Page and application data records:
________________

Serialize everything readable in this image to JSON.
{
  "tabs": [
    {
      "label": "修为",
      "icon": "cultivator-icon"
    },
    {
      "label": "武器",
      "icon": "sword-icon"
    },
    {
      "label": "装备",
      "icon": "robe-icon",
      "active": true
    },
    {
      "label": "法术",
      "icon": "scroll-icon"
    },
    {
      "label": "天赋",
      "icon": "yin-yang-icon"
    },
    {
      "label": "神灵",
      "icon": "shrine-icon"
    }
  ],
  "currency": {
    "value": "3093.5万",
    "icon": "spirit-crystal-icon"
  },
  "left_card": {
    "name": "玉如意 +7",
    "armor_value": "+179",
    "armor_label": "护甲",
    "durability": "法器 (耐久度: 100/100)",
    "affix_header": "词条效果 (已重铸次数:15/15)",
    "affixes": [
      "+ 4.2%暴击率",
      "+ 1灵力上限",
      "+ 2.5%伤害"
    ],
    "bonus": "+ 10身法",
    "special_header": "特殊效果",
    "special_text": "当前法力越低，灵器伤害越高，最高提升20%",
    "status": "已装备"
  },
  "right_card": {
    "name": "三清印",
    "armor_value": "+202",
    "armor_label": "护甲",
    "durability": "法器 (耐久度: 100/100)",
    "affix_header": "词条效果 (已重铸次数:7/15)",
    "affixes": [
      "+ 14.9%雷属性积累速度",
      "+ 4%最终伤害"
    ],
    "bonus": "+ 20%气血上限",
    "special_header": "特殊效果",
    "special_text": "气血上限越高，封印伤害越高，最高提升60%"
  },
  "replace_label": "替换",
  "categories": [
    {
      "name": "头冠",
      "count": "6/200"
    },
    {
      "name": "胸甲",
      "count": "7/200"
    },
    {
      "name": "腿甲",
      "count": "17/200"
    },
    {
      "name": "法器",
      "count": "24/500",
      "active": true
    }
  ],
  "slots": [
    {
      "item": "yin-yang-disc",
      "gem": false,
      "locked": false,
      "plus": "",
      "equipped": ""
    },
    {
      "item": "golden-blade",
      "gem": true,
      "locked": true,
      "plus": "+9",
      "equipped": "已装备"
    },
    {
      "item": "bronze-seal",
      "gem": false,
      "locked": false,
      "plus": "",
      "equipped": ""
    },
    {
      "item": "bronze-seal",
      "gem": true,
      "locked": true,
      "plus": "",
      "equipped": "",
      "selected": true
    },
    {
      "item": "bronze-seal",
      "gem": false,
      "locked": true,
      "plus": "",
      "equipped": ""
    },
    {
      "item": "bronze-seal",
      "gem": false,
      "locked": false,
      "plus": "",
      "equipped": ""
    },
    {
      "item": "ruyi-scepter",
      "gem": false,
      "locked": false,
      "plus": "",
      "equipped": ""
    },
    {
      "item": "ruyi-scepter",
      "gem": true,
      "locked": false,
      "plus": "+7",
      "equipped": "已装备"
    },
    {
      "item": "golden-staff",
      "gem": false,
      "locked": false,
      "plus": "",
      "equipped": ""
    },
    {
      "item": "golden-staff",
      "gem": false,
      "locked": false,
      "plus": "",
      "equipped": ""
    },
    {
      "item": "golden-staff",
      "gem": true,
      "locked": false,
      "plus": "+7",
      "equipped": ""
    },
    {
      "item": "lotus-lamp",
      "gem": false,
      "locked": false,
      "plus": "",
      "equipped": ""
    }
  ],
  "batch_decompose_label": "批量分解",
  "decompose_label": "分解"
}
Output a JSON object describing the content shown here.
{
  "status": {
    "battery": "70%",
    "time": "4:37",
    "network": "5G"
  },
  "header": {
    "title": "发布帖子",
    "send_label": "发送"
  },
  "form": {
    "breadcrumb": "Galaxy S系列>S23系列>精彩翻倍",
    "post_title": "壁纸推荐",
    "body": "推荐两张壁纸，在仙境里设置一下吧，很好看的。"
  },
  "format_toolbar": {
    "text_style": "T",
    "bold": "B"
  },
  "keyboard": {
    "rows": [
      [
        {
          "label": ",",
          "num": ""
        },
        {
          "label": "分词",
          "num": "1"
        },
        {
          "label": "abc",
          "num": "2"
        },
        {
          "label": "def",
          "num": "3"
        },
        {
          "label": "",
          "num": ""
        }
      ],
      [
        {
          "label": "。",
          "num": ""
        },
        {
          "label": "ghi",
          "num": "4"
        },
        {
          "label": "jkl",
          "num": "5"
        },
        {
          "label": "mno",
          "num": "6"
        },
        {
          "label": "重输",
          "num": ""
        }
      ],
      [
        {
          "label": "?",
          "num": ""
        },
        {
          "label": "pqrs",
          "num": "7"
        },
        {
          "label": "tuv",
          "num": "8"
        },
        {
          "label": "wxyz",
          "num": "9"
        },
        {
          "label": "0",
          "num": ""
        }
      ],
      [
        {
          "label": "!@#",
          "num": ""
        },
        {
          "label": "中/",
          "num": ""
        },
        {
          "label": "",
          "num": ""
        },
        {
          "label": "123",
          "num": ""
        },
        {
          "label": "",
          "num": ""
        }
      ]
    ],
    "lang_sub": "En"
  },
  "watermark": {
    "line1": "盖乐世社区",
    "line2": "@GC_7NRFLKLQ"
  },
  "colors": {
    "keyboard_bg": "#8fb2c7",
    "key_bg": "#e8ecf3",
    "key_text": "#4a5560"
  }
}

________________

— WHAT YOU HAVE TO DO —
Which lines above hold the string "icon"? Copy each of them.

— RESULT OF THE EXERCISE —
      "icon": "cultivator-icon"
      "icon": "sword-icon"
      "icon": "robe-icon",
      "icon": "scroll-icon"
      "icon": "yin-yang-icon"
      "icon": "shrine-icon"
    "icon": "spirit-crystal-icon"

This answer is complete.